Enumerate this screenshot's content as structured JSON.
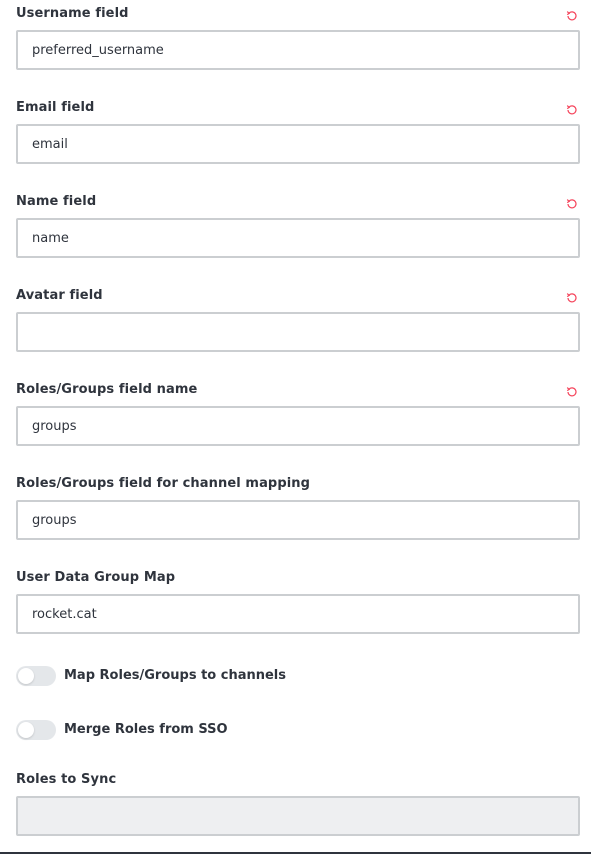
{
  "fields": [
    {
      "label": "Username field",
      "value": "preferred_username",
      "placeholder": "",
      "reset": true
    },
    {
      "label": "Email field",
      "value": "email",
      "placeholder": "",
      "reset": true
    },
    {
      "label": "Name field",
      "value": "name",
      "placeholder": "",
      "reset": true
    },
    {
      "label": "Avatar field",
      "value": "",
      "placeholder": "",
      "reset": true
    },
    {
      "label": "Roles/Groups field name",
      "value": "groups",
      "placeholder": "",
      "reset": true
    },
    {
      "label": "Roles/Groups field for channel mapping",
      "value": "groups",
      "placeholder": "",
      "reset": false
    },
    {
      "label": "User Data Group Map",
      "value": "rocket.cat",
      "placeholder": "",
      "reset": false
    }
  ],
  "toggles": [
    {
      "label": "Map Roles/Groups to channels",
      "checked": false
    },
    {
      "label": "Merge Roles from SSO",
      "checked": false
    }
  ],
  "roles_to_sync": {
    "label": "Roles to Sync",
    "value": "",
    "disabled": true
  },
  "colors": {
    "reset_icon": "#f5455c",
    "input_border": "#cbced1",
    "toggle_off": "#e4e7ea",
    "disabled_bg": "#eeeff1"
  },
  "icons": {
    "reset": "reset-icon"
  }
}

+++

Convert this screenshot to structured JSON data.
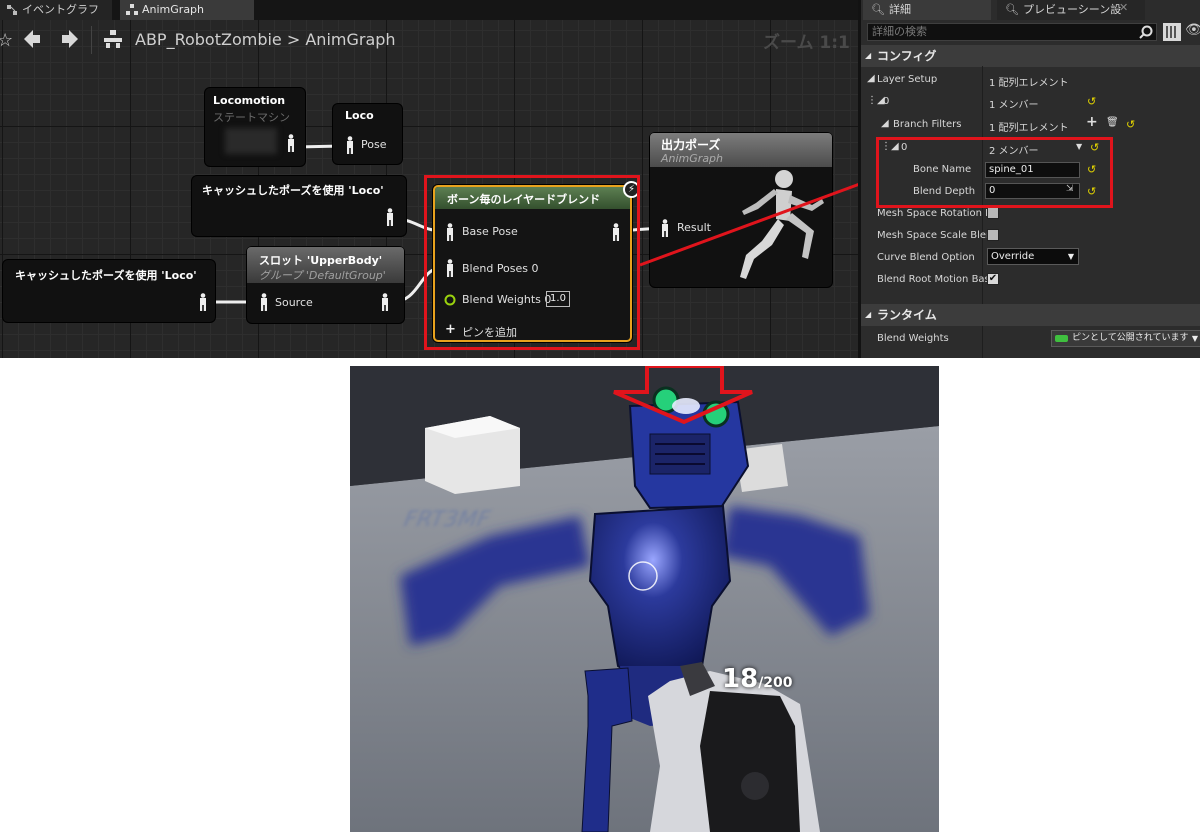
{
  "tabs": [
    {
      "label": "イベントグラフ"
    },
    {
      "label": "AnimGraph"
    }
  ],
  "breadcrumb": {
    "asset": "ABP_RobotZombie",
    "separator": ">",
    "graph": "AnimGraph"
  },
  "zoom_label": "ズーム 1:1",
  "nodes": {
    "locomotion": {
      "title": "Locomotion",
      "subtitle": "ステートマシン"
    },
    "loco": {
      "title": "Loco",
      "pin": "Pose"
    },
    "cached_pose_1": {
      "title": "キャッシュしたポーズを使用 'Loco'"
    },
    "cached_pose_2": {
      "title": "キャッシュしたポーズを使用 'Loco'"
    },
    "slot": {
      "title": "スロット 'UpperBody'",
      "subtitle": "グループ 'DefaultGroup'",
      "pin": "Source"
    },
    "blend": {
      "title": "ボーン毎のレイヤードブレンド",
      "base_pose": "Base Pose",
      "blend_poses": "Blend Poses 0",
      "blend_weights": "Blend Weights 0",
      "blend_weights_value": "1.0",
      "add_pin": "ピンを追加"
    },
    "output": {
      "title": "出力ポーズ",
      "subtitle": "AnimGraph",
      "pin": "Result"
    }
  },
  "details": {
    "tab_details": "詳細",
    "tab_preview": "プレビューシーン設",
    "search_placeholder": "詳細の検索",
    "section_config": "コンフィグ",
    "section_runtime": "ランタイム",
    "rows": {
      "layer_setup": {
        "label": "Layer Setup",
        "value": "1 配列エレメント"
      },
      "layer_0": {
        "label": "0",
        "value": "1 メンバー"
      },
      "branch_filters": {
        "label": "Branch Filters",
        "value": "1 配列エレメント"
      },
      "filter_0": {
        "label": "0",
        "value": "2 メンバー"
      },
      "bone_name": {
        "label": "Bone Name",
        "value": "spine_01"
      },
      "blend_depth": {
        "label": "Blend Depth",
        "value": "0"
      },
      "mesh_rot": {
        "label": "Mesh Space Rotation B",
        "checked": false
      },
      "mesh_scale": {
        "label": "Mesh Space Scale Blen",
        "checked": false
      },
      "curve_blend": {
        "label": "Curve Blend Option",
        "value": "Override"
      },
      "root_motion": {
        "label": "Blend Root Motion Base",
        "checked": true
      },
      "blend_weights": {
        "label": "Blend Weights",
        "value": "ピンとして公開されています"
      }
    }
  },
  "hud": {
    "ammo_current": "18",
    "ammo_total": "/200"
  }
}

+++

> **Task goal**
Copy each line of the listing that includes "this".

> **Answer below**
Enumerate this screenshot's content as structured JSON.
Convert this screenshot to structured JSON data.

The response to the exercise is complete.